Career Pathways is a workforce development strategy used in the United States to support workers’ transitions from education into and through the workforce.

Competancy Model ClearingHouse

The United States Department of Labor, Employment and Training Administration (ETA) is working with business leaders, educators, and others to create comprehensive and readily accessible industry competency models that document the foundational and technical skills and competencies required for workplace success in economically important industries. Industry competency models provide a resource for the development of curriculum, certifications, and the tests that assess work-related competencies.

Competency models for the priority industry sectors of the GLWDB, Advanced Manufacturing, Health Care and Information Technology can be found here:

Advanced Manufacturing

http://www.careeronestop.org/CompetencyModel/competency-models/advanced-manufacturing.aspx

Health Care

http://www.careeronestop.org/CompetencyModel/competency-models/allied-health.aspx

Information Technology

http://www.careeronestop.org/CompetencyModel/competency-models/information-technology.aspx

Apprenticeships

Massachusetts Seal

Massachusetts Workers can equip themselves for rewarding careers in a wide range of interesting and challenging occupations by becoming an apprentice. Learn more about the hundreds of registered apprentice programs and how to get started.

http://www.mass.gov/lwd/labor-standards/das/apprenticeship-program/

United States Department of Labor

The Federal Government, through the Department of Labor’s ApprenticeshipUSA Program, offers employers in every industry the tools to develop a highly skilled workforce to help grow their business. For workers, ApprenticeshipUSA offers opportunities to earn a salary while learning the skills necessary to succeed in high-demand careers.

http://www.dol.gov/apprenticeship/

Other Career Pathway Tools

onet

The O*NET program is the nation’s primary source of occupational information.

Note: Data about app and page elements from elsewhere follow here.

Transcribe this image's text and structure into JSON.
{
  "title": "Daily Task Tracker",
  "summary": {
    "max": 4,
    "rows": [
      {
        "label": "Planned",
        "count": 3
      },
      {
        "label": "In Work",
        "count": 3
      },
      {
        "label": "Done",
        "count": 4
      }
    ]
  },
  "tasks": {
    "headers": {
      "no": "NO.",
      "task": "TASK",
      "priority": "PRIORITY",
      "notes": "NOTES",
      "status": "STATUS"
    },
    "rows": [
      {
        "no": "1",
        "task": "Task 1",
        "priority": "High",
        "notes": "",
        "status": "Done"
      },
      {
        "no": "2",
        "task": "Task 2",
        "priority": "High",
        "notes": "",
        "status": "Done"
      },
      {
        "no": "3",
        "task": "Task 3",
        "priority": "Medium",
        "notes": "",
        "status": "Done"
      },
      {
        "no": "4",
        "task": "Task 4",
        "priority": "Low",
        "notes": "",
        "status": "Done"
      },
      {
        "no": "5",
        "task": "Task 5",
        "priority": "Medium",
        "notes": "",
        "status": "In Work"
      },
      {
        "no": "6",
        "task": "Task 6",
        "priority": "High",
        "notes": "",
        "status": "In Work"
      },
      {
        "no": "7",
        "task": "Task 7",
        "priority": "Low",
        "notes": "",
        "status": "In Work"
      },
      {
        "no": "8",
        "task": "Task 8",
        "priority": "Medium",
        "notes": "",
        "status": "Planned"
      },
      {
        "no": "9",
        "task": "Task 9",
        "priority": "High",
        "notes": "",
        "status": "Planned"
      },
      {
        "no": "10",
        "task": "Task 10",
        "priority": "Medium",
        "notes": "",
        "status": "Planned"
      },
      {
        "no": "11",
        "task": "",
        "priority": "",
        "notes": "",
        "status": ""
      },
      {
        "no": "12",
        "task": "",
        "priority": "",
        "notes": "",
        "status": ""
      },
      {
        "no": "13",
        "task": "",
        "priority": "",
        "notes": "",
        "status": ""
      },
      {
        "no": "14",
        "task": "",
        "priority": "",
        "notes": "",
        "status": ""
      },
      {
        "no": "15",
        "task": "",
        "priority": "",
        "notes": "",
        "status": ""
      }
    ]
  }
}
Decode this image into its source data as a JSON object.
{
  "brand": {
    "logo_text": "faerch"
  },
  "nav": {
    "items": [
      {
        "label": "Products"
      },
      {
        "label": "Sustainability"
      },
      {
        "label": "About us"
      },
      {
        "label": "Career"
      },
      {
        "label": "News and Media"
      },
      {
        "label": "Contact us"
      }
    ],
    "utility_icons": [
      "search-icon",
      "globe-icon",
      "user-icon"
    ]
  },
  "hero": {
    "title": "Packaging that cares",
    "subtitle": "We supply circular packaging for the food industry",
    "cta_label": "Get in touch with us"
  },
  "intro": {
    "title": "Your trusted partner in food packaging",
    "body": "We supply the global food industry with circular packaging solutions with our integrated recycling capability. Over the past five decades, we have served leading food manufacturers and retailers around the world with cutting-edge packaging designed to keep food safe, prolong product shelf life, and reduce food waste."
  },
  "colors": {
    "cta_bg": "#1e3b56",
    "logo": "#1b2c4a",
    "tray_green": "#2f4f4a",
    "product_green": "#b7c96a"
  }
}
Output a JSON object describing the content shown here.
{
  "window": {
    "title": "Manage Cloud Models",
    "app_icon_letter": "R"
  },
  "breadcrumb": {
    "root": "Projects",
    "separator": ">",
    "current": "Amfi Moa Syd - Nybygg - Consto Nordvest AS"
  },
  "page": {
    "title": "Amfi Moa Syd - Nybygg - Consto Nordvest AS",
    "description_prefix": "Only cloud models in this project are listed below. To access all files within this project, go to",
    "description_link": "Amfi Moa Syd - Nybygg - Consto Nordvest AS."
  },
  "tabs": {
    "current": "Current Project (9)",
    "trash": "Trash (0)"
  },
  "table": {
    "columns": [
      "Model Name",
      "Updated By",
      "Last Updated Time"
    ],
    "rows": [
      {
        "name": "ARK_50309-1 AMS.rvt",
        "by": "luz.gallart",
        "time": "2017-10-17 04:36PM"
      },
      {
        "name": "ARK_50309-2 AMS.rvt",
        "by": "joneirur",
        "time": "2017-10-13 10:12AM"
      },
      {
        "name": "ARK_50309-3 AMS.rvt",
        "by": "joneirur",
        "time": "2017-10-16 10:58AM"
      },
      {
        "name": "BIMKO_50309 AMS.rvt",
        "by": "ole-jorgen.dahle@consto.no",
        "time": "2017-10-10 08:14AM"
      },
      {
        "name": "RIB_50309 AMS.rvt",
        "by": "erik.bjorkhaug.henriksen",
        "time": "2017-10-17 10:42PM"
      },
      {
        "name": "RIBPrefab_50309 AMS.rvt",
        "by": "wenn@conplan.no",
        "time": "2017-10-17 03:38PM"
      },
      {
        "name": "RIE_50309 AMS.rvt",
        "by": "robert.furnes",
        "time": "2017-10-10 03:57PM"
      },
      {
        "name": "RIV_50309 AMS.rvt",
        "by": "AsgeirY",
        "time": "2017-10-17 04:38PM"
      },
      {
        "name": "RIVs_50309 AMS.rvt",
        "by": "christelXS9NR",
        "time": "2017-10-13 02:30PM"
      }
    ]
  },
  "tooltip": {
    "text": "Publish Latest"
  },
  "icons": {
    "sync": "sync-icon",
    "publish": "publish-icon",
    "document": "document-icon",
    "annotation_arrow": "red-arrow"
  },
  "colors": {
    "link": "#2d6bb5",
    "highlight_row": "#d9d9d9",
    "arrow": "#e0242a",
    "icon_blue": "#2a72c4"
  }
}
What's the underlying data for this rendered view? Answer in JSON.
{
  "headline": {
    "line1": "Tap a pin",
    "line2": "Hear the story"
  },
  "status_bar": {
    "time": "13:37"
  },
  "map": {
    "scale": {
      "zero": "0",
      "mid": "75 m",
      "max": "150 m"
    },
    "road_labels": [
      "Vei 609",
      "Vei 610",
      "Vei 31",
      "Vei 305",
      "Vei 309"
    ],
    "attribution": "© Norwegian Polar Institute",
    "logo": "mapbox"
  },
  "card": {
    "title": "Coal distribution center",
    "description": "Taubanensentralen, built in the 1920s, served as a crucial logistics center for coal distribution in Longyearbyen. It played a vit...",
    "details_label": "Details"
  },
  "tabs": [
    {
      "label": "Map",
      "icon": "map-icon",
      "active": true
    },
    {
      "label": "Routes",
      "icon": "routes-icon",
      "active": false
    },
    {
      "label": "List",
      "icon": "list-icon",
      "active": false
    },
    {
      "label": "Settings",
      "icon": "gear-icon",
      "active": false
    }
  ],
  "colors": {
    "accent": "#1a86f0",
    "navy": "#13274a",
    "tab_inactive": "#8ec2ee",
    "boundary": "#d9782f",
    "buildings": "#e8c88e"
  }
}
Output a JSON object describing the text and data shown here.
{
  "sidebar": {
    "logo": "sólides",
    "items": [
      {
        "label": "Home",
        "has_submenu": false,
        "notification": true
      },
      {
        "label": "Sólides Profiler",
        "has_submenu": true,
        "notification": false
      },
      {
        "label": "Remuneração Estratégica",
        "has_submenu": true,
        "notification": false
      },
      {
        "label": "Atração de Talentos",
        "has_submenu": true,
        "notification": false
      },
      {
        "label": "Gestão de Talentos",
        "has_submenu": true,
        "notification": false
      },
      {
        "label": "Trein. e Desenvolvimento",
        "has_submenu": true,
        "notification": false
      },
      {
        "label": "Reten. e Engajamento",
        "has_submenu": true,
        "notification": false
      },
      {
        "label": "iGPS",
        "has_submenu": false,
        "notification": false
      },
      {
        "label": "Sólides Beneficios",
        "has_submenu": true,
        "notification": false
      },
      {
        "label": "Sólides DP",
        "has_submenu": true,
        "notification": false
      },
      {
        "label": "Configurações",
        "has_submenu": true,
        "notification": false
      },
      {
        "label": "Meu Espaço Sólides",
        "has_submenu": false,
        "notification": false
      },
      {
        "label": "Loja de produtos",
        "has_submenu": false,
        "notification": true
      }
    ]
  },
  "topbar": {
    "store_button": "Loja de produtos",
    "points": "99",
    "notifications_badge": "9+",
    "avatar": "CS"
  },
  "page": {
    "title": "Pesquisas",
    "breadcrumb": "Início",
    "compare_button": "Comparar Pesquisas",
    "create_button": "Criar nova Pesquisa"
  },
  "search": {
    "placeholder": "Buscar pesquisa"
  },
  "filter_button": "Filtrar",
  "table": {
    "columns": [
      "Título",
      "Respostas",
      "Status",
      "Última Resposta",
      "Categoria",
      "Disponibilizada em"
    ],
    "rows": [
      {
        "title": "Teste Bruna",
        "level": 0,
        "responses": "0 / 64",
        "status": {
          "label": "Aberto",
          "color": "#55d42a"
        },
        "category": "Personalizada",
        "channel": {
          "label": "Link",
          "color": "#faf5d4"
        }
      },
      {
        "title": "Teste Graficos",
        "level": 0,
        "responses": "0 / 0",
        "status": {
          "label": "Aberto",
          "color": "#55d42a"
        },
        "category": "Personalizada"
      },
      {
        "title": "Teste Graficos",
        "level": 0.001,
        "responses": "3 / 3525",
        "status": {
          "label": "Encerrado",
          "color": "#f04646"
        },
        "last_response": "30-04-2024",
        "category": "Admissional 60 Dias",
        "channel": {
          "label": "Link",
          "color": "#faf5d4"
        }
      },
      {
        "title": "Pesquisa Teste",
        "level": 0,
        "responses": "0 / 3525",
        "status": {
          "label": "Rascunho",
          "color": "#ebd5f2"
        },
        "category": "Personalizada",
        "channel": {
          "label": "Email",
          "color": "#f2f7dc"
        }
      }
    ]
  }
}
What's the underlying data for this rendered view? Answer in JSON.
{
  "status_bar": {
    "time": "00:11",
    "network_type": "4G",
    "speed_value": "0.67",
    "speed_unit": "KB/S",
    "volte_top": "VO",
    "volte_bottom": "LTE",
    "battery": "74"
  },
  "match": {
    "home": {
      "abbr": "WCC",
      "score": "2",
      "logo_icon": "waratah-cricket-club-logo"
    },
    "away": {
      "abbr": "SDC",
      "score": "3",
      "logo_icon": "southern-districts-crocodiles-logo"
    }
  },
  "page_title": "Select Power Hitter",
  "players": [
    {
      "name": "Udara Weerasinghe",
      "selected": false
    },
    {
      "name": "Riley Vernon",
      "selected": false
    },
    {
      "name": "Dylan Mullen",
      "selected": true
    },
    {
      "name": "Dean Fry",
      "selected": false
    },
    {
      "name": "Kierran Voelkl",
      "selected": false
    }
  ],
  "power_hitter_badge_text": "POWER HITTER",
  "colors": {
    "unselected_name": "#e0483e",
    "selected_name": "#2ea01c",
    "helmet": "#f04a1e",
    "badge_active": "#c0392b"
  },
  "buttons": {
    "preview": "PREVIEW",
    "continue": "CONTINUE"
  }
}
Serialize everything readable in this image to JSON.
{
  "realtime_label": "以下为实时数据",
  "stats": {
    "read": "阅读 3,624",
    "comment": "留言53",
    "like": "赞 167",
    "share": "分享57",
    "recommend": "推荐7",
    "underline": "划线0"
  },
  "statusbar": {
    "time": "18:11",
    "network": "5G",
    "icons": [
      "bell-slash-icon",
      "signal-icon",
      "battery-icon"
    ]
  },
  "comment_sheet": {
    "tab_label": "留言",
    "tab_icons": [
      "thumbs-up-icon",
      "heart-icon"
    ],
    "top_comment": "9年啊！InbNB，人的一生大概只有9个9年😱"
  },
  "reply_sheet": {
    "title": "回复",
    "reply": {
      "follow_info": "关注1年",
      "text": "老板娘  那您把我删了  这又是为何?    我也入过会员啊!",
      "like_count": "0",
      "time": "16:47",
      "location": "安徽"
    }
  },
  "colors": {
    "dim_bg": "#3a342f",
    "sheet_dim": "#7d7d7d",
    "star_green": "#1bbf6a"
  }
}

Central to the project is the O*NET database, containing information on hundreds of standardized and occupation-specific descriptors. The database, which is available to the public at no cost, is continually updated by surveying a broad range of workers from each occupation. Information from this database forms the heart of O*NET OnLine, an interactive application for exploring and searching occupations. The database also provides the basis for our Career Exploration Tools, a set of valuable assessment instruments for workers and students looking to find or change careers.

https://www.onetonline.org/

My SKills My Future

mySkills myFuture can help you find new career options to explore. You’ll find details about careers that may be a good match for your skills. You’ll also find local schools and training programs that can help you move into a new career, and you can even view and apply for job listings in your local area.

http://www.myskillsmyfuture.org/

Next Move

My Next Move is an interactive tool for job seekers and students to learn more about their career options. My Next Move has tasks, skills, salary information, and more for over 900 different careers. Users can find careers through keyword search; by browsing industries that employ different types of workers; or through the O*NET Interest Profiler, a tool that offers personalized career suggestions based on a person’s interests and level of work experience.

https://www.mynextmove.org/